» **Exercise goal**: The result should be the full listing copied exactly, with no pictures in it.

» **Input**:
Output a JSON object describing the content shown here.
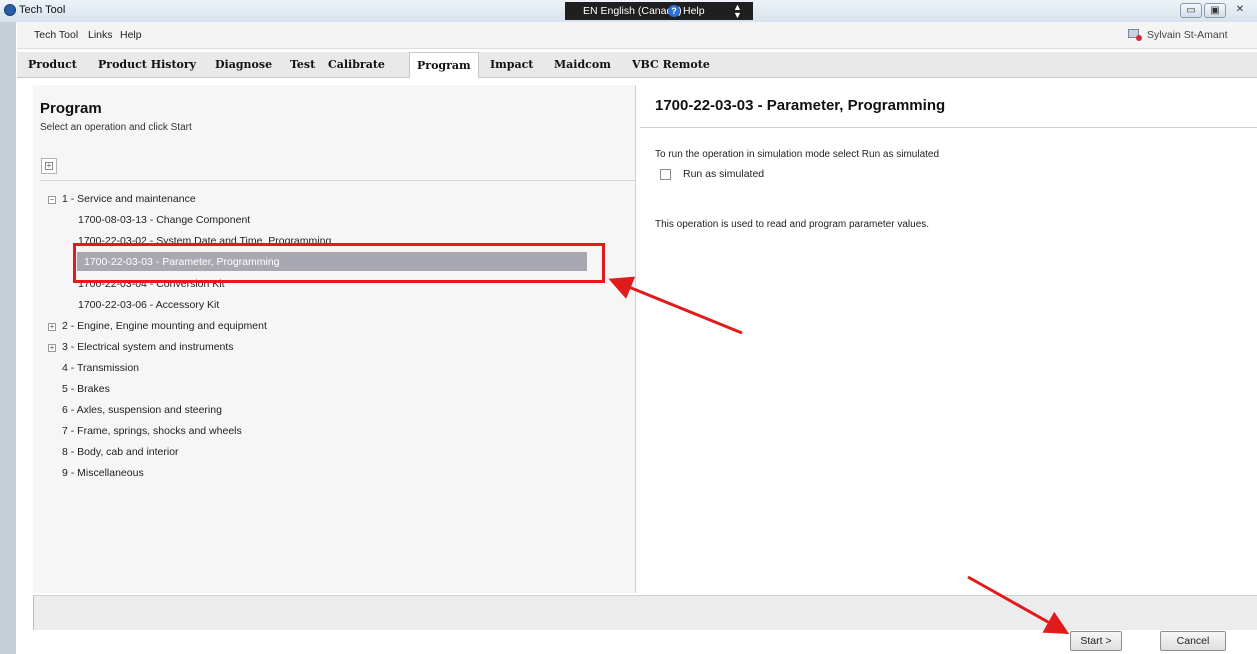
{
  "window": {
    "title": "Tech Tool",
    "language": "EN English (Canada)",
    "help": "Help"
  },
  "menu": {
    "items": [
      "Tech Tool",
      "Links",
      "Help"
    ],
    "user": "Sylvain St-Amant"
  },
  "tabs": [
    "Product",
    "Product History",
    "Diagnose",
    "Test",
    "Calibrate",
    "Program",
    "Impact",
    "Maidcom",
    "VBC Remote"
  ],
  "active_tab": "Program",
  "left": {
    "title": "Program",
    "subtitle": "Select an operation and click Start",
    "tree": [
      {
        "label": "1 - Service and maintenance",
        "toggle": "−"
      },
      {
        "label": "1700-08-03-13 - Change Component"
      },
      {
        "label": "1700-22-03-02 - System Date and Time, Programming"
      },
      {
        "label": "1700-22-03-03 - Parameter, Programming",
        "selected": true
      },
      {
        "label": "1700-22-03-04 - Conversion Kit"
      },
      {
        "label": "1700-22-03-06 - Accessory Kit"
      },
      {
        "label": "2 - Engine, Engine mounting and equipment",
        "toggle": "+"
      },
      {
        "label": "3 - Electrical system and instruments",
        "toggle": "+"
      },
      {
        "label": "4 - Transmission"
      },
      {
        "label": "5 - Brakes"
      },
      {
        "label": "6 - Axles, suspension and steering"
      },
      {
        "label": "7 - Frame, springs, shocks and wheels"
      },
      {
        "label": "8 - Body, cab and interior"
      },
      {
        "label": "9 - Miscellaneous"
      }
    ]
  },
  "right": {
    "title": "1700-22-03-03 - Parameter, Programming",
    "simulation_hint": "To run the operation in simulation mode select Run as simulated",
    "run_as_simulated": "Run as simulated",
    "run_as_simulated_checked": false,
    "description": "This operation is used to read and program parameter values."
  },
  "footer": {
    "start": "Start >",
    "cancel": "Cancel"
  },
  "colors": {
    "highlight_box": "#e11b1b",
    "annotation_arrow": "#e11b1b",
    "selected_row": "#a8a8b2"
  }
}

» **Response**:
Output a JSON object describing the content shown here.
{
  "window": {
    "title": "Tech Tool",
    "language": "EN English (Canada)",
    "help": "Help"
  },
  "menu": {
    "items": [
      "Tech Tool",
      "Links",
      "Help"
    ],
    "user": "Sylvain St-Amant"
  },
  "tabs": [
    "Product",
    "Product History",
    "Diagnose",
    "Test",
    "Calibrate",
    "Program",
    "Impact",
    "Maidcom",
    "VBC Remote"
  ],
  "active_tab": "Program",
  "left": {
    "title": "Program",
    "subtitle": "Select an operation and click Start",
    "tree": [
      {
        "label": "1 - Service and maintenance",
        "toggle": "−"
      },
      {
        "label": "1700-08-03-13 - Change Component"
      },
      {
        "label": "1700-22-03-02 - System Date and Time, Programming"
      },
      {
        "label": "1700-22-03-03 - Parameter, Programming",
        "selected": true
      },
      {
        "label": "1700-22-03-04 - Conversion Kit"
      },
      {
        "label": "1700-22-03-06 - Accessory Kit"
      },
      {
        "label": "2 - Engine, Engine mounting and equipment",
        "toggle": "+"
      },
      {
        "label": "3 - Electrical system and instruments",
        "toggle": "+"
      },
      {
        "label": "4 - Transmission"
      },
      {
        "label": "5 - Brakes"
      },
      {
        "label": "6 - Axles, suspension and steering"
      },
      {
        "label": "7 - Frame, springs, shocks and wheels"
      },
      {
        "label": "8 - Body, cab and interior"
      },
      {
        "label": "9 - Miscellaneous"
      }
    ]
  },
  "right": {
    "title": "1700-22-03-03 - Parameter, Programming",
    "simulation_hint": "To run the operation in simulation mode select Run as simulated",
    "run_as_simulated": "Run as simulated",
    "run_as_simulated_checked": false,
    "description": "This operation is used to read and program parameter values."
  },
  "footer": {
    "start": "Start >",
    "cancel": "Cancel"
  },
  "colors": {
    "highlight_box": "#e11b1b",
    "annotation_arrow": "#e11b1b",
    "selected_row": "#a8a8b2"
  }
}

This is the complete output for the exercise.